Take a dive into the Pranamaya Kosha, or Subtle Energy Body. In this comprehensive webinar series, we will explore the psychology of the chakras, and how to effectively utilize mudra, bandha, marma, spanda and pranayama practices to ignite the power of your inner fire and dance with the inner winds.
Training is appropriate for Yoga Teachers and practitioners who are interested in deepening their practice. This series is a supplement to the 100 hr. Inner Power Yoga® Undercurrent Teacher Training, which may be applied towards a 500 hr. Yoga Teacher Training registered with the Yoga Alliance.
The investment for each webinar workshop is $15.00
Or you may attend all 10 workshops for an upfront investment of $108.00

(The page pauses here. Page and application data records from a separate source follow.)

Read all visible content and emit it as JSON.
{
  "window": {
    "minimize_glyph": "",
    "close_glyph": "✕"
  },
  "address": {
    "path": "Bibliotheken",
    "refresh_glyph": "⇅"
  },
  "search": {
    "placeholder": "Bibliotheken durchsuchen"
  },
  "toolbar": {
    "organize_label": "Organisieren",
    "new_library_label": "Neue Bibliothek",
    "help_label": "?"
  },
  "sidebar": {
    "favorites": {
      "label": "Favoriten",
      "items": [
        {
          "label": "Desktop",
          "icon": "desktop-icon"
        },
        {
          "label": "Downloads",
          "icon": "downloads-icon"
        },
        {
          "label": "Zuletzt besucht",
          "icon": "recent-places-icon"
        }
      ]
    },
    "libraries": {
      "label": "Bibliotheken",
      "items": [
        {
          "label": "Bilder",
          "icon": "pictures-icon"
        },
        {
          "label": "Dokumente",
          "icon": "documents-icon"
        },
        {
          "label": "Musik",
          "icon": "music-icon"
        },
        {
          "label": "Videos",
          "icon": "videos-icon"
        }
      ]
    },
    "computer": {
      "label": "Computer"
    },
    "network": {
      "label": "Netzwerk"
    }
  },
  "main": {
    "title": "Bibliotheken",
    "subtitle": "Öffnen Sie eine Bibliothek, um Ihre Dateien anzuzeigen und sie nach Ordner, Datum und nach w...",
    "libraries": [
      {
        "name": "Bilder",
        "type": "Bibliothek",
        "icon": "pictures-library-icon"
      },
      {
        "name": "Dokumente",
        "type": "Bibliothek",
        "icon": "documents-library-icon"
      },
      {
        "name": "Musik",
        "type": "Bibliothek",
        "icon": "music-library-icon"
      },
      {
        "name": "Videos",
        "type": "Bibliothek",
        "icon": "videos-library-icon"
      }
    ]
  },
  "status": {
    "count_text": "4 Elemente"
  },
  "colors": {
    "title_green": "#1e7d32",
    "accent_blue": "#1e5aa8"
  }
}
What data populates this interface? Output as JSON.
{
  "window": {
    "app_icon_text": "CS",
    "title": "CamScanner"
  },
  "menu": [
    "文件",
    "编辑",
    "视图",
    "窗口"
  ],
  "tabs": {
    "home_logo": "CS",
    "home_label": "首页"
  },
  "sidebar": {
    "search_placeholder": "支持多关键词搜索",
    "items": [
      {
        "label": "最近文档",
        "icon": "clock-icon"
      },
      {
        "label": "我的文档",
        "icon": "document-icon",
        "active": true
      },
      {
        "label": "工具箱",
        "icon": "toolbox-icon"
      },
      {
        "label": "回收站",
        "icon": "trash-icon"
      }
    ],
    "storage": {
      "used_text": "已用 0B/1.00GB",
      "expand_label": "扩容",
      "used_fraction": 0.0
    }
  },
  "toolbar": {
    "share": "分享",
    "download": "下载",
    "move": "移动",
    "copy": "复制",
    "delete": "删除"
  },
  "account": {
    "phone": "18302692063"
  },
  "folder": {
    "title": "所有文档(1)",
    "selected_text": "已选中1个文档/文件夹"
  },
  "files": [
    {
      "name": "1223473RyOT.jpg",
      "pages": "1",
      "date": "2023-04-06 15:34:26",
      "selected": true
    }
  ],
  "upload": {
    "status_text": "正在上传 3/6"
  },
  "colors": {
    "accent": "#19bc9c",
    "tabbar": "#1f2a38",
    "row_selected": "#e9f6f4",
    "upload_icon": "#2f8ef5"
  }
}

With registration to all 10 webinars, participants will also receive three 1 hr. videos which will explore: Pranayama I (An Introduction), Reading Subtle Energy, and Yoga and the Meridians.

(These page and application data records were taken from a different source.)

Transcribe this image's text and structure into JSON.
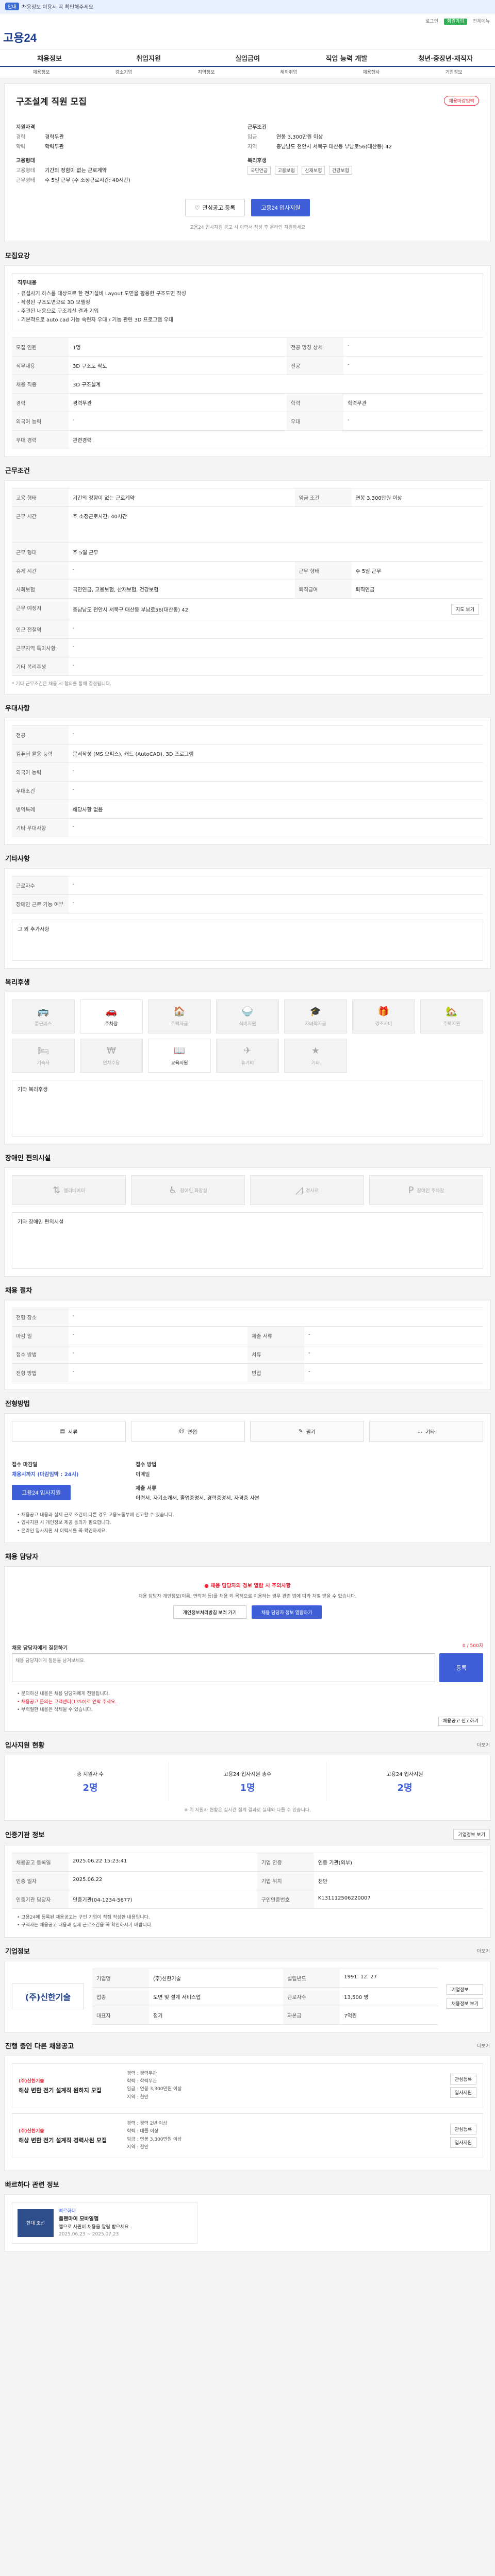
{
  "notice": {
    "pill": "안내",
    "text": "채용정보 이용시 꼭 확인해주세요"
  },
  "header": {
    "logo": "고용24",
    "util": [
      "로그인",
      "회원가입",
      "전체메뉴"
    ]
  },
  "gnb": [
    "채용정보",
    "취업지원",
    "실업급여",
    "직업 능력 개발",
    "청년·중장년·재직자"
  ],
  "subnav": [
    "채용정보",
    "강소기업",
    "지역정보",
    "해외취업",
    "채용행사",
    "기업정보"
  ],
  "job": {
    "title": "구조설계 직원 모집",
    "badge": "채용마감임박",
    "left": {
      "h": "지원자격",
      "items": [
        {
          "k": "경력",
          "v": "경력무관"
        },
        {
          "k": "학력",
          "v": "학력무관"
        }
      ],
      "h2": "고용형태",
      "items2": [
        {
          "k": "고용형태",
          "v": "기간의 정함이 없는 근로계약"
        },
        {
          "k": "근무형태",
          "v": "주 5일 근무 (주 소정근로시간: 40시간)"
        }
      ]
    },
    "right": {
      "h": "근무조건",
      "items": [
        {
          "k": "임금",
          "v": "연봉 3,300만원 이상"
        },
        {
          "k": "지역",
          "v": "충남남도 천안시 서북구 대산동 부남로56(대산동) 42"
        }
      ],
      "h2": "복리후생",
      "tags": [
        "국민연금",
        "고용보험",
        "산재보험",
        "건강보험"
      ]
    },
    "btn_save": "관심공고 등록",
    "btn_apply": "고용24 입사지원",
    "note": "고용24 입사지원 공고 시 이력서 작성 후 온라인 지원하세요"
  },
  "summary": {
    "title": "모집요강",
    "desc_h": "직무내용",
    "desc": [
      "- 유설사기 하스를 대상으로 한 전기설비 Layout 도면을 활용한 구조도면 작성",
      "- 작성된 구조도면으로 3D 모델링",
      "- 주관된 내용으로 구조계산 결과 기입",
      "- 기본적으로 auto cad 기능 숙련자 우대 / 기능 관련 3D 프로그램 우대"
    ],
    "rows": [
      {
        "k": "모집 인원",
        "v": "1명",
        "k2": "전공 명칭 상세",
        "v2": "-"
      },
      {
        "k": "직무내용",
        "v": "3D 구조도 작도",
        "k2": "전공",
        "v2": "-"
      },
      {
        "k": "채용 직종",
        "v": "3D 구조설계",
        "k2": "",
        "v2": ""
      },
      {
        "k": "경력",
        "v": "경력무관",
        "k2": "학력",
        "v2": "학력무관"
      },
      {
        "k": "외국어 능력",
        "v": "-",
        "k2": "우대",
        "v2": "-"
      },
      {
        "k": "우대 경력",
        "v": "관련경력",
        "k2": "",
        "v2": ""
      }
    ]
  },
  "conditions": {
    "title": "근무조건",
    "rows": [
      {
        "k": "고용 형태",
        "v": "기간의 정함이 없는 근로계약",
        "k2": "임금 조건",
        "v2": "연봉 3,300만원 이상"
      },
      {
        "k": "근무 시간",
        "v": "주 소정근로시간: 40시간",
        "k2": "",
        "v2": ""
      },
      {
        "k": "근무 형태",
        "v": "주 5일 근무",
        "k2": "",
        "v2": ""
      },
      {
        "k": "휴게 시간",
        "v": "-",
        "k2": "근무 형태",
        "v2": "주 5일 근무"
      },
      {
        "k": "사회보험",
        "v": "국민연금, 고용보험, 산재보험, 건강보험",
        "k2": "퇴직급여",
        "v2": "퇴직연금"
      },
      {
        "k": "근무 예정지",
        "v": "충남남도 천안시 서북구 대산동 부남로56(대산동) 42",
        "k2": "",
        "v2": ""
      },
      {
        "k": "인근 전철역",
        "v": "-",
        "k2": "",
        "v2": ""
      },
      {
        "k": "근무지역 특이사항",
        "v": "-",
        "k2": "",
        "v2": ""
      },
      {
        "k": "기타 복리후생",
        "v": "-",
        "k2": "",
        "v2": ""
      }
    ],
    "map_btn": "지도 보기",
    "note": "* 기타 근무조건은 채용 시 합의를 통해 결정됩니다."
  },
  "extra": {
    "title": "우대사항",
    "rows": [
      {
        "k": "전공",
        "v": "-"
      },
      {
        "k": "컴퓨터 활용 능력",
        "v": "문서작성 (MS 오피스), 캐드 (AutoCAD), 3D 프로그램"
      },
      {
        "k": "외국어 능력",
        "v": "-"
      },
      {
        "k": "우대조건",
        "v": "-"
      },
      {
        "k": "병역특례",
        "v": "해당사항 없음"
      },
      {
        "k": "기타 우대사항",
        "v": "-"
      }
    ]
  },
  "misc": {
    "title": "기타사항",
    "rows": [
      {
        "k": "근로자수",
        "v": "-"
      },
      {
        "k": "장애인 근로 가능 여부",
        "v": "-"
      }
    ],
    "desc_h": "그 외 추가사항"
  },
  "welfare": {
    "title": "복리후생",
    "items": [
      {
        "label": "통근버스",
        "on": false
      },
      {
        "label": "주차장",
        "on": true
      },
      {
        "label": "주택자금",
        "on": false
      },
      {
        "label": "식비지원",
        "on": false
      },
      {
        "label": "자녀학자금",
        "on": false
      },
      {
        "label": "경조사비",
        "on": false
      },
      {
        "label": "주택지원",
        "on": false
      },
      {
        "label": "기숙사",
        "on": false
      },
      {
        "label": "연차수당",
        "on": false
      },
      {
        "label": "교육지원",
        "on": true
      },
      {
        "label": "휴가비",
        "on": false
      },
      {
        "label": "기타",
        "on": false
      }
    ],
    "other_h": "기타 복리후생"
  },
  "disability": {
    "title": "장애인 편의시설",
    "items": [
      "엘리베이터",
      "장애인 화장실",
      "경사로",
      "장애인 주차장"
    ],
    "other_h": "기타 장애인 편의시설"
  },
  "process": {
    "title": "채용 절차",
    "rows": [
      {
        "k": "전형 장소",
        "v": "-",
        "k2": "",
        "v2": ""
      },
      {
        "k": "마감 일",
        "v": "-",
        "k2": "제출 서류",
        "v2": "-"
      },
      {
        "k": "접수 방법",
        "v": "-",
        "k2": "서류",
        "v2": "-"
      },
      {
        "k": "전형 방법",
        "v": "-",
        "k2": "면접",
        "v2": "-"
      }
    ]
  },
  "apply": {
    "title": "전형방법",
    "methods": [
      {
        "label": "서류",
        "on": true
      },
      {
        "label": "면접",
        "on": true
      },
      {
        "label": "필기",
        "on": false
      },
      {
        "label": "기타",
        "on": false
      }
    ],
    "recv_h": "접수 마감일",
    "recv": "채용시까지 (마감임박 : 24시)",
    "apply_h": "접수 방법",
    "apply_v": "이메일",
    "docs_h": "제출 서류",
    "docs": "이력서, 자기소개서, 졸업증명서, 경력증명서, 자격증 사본",
    "btn": "고용24 입사지원",
    "bullets": [
      "• 채용공고 내용과 실제 근로 조건이 다른 경우 고용노동부에 신고할 수 있습니다.",
      "• 입사지원 시 개인정보 제공 동의가 필요합니다.",
      "• 온라인 입사지원 시 이력서를 꼭 확인하세요."
    ]
  },
  "contact": {
    "title": "채용 담당자",
    "warn": "채용 담당자의 정보 열람 시 주의사항",
    "warn_text": "채용 담당자 개인정보(이름, 연락처 등)를 채용 외 목적으로 이용하는 경우 관련 법에 따라 처벌 받을 수 있습니다.",
    "btn1": "개인정보처리방침 보러 가기",
    "btn2": "채용 담당자 정보 열람하기",
    "qna_h": "채용 담당자에게 질문하기",
    "qna_count": "0 / 500자",
    "qna_placeholder": "채용 담당자에게 질문을 남겨보세요.",
    "qna_btn": "등록",
    "notes": [
      "• 문의하신 내용은 채용 담당자에게 전달됩니다.",
      "• 채용공고 문의는 고객센터(1350)로 연락 주세요.",
      "• 부적절한 내용은 삭제될 수 있습니다."
    ],
    "report_btn": "채용공고 신고하기"
  },
  "stats": {
    "title": "입사지원 현황",
    "more": "더보기",
    "items": [
      {
        "k": "총 지원자 수",
        "v": "2명"
      },
      {
        "k": "고용24 입사지원 총수",
        "v": "1명"
      },
      {
        "k": "고용24 입사지원",
        "v": "2명"
      }
    ],
    "note": "※ 위 지원자 현황은 실시간 집계 결과로 실제와 다를 수 있습니다."
  },
  "info": {
    "title": "인증기관 정보",
    "btn": "기업정보 보기",
    "rows": [
      {
        "k": "채용공고 등록일",
        "v": "2025.06.22 15:23:41",
        "k2": "기업 인증",
        "v2": "인증 기관(외부)"
      },
      {
        "k": "인증 일자",
        "v": "2025.06.22",
        "k2": "기업 위치",
        "v2": "천안"
      },
      {
        "k": "인증기관 담당자",
        "v": "인증기관(04-1234-5677)",
        "k2": "구인인증번호",
        "v2": "K131112506220007"
      }
    ],
    "notes": [
      "• 고용24에 등록된 채용공고는 구인 기업이 직접 작성한 내용입니다.",
      "• 구직자는 채용공고 내용과 실제 근로조건을 꼭 확인하시기 바랍니다."
    ]
  },
  "company": {
    "title": "기업정보",
    "more": "더보기",
    "logo": "(주)신한기술",
    "rows": [
      {
        "k": "기업명",
        "v": "(주)신한기술",
        "k2": "설립년도",
        "v2": "1991. 12. 27"
      },
      {
        "k": "업종",
        "v": "도면 및 설계 서비스업",
        "k2": "근로자수",
        "v2": "13,500 명"
      },
      {
        "k": "대표자",
        "v": "정기",
        "k2": "자본금",
        "v2": "7억원"
      }
    ],
    "btn1": "기업정보",
    "btn2": "채용정보 보기"
  },
  "others": {
    "title": "진행 중인 다른 채용공고",
    "more": "더보기",
    "items": [
      {
        "company": "(주)신한기술",
        "title": "해상 변환 전기 설계직 원하지 모집",
        "lines": [
          "경력 : 경력무관",
          "학력 : 학력무관",
          "임금 : 연봉 3,300만원 이상",
          "지역 : 천안"
        ],
        "b1": "관심등록",
        "b2": "입사지원"
      },
      {
        "company": "(주)신한기술",
        "title": "해상 변환 전기 설계직 경력사원 모집",
        "lines": [
          "경력 : 경력 2년 이상",
          "학력 : 대졸 이상",
          "임금 : 연봉 3,300만원 이상",
          "지역 : 천안"
        ],
        "b1": "관심등록",
        "b2": "입사지원"
      }
    ]
  },
  "recent": {
    "title": "빠르하다 관련 정보",
    "thumb": "현대 조선",
    "label": "빠르하다",
    "name": "플랜마이 모바일앱",
    "desc": "앱으로 사원이 채용을 알림 받으세요",
    "date": "2025.06.23 ~ 2025.07.23"
  }
}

Webinar workshops are offered live on Wednesday evenings from 6-7 p.m. MT.
Payed participants need not attend the live workshop, as they will receive a link to the recorded webinar after the live event.